2014 December 10
by Marilyn Loser
Last week I attended the Western Slope Tree Care Workshop in Grand Junction (GJ). While the presenters focused on trees suitable for Grand Junction, there were some that might be appropriate for Alamosa. Alamosa is much colder and higher than GJ. I consider our United States Department of Agriculture Plant Hardiness Zone to be 3 since many of our record lows for January are below -30 degrees Fahrenheit (all temperatures listed are in degrees F).
Is Alamosa generally on a warming trend? I don’t know. We had a record low of -32 on January 15 last year. The only other record low this century was -32 on January 17, 2008. With the exception of 6 record lows (ranging from -27 to -34) in January 1984, all other record lows were before the 1980’s.
Would one cold night kill a Zone 4 (-20 to -30) tree? Again, I don’t know. Typically, by January our trees are dormant and a short cold spell might not be too hard on them.
I’m hoping any readers that have had experience with the trees listed below will let me know since I don’t know of any specimens in our area.
Dr. Mike Kuhns, Utah State University Extension Forester, gave a talk on Trees for Western Colorado. He lists Ginkgos (Ginkgo biloba) as being in Z3 while the Denver Street Tree Guide (DSTG) lists it as Z4. Also known as Maidenhair Tree, it has distinctive fan shaped leaves and is considered a “living fossil” according to the Colorado Tree Coalition (CTC) website. Its origin dates back more than 170 million years ago when the dinosaurs roamed!
“Once widespread in Europe and North America, most died out during the Ice Age,” reports the CTC. “Surviving trees were found in China. If it were not for their preservation by Buddhist Monks, the trees would likely have gone extinct. None exist in a wild state.”

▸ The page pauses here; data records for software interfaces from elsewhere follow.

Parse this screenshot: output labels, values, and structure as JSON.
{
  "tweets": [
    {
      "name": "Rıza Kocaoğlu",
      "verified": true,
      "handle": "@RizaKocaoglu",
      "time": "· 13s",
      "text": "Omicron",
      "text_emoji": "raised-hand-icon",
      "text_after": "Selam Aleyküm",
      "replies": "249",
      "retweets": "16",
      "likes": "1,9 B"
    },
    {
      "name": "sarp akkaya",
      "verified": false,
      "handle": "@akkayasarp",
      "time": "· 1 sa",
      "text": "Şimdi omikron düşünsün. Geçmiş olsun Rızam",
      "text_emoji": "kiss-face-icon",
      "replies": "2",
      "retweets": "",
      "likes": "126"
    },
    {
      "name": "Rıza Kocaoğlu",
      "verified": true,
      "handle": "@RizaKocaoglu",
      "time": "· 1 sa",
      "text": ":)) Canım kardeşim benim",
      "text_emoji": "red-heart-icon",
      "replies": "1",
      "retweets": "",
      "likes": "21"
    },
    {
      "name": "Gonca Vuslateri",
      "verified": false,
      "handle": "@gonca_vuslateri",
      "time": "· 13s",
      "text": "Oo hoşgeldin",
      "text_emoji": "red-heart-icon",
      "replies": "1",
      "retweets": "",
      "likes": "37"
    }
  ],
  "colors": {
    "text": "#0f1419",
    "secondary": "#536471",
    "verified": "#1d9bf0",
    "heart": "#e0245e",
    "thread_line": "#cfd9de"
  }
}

I am fascinated by this tree! They line the streets in Santiago, Chile, and I loved seeing them. If you purchase one, make sure it is a male! The females produce messy fruit that stinks. Some cultivars are slow growers. Randy Coleman, Forestry Crew Leader – Grand Junction Parks and Recreation, has one specimen that is growing very slowly.
European Larch (Larix decidua) is another A3 tree Kuhns suggested. It does like acidic soil (Alamosa’s natural soil is alkaline). Unlike most conifers, it drops its needles in the winter. There are no significant diseases of larches in Colorado according to CTC.
I had never heard of the Amur Corktree (Phellodendron amurense) recommended by Kuhns. Again, he lists Z3 while the DSTG says Z4. It has glossy dark green leaves that turn bronze-yellow in autumn. It needs a large root space. Kuhns says to plant males to avoid the messy fruit and that it tolerates a wide range of soil and other site conditions. He mentioned that if “Amur” is in the name, the species probably originated in a cold climate.
White Oak (Quercus alba - ZE) was on Kuhns’ list, but he didn’t talk about it during the workshop. It prefers full sun and likes moist, well-drained, acidic soils (according to the CTC) so I’m not sure why he would suggest it for a fairly dry environment like GJ. Again, I wonder if anyone knows of one around town.
Have you ever seen a Japanese Tree Lilac (Syringa reticulate – Z3)? I’m a big fan of lilacs and would like to try a tree shaped species. According to the DSTG, its mature size is 25’ by 20’ and it has creamy white blossoms in the spring. The guide notes that it “leafs out early and frequently suffers frost damage in spring.” Perhaps this isn’t a good selection for Alamosa since we can have some nasty spring frosts.
Several other Z4 trees were discussed during the workshop. They might be worth a try. Coleman let a walk through GJ’s beautifully landscaped downtown shopping park. He says he likes “Sensation” Box Elder (Acer negundo – Z4) as a street and park tree. There are a few mature box elders in Alamosa’s downtown residential area, but I don’t know what variety they are. “Boxelder trees are usually very tolerant of temperature extremes, drought and high pH (alkaline) soils,” says the CTC. “Sensation is a male tree and not very attractive to the boxelder bug.”
I’ll continue this topic in a future column. Please write me at Marilyn@AlamosaTrees.net if you have any information on these trees.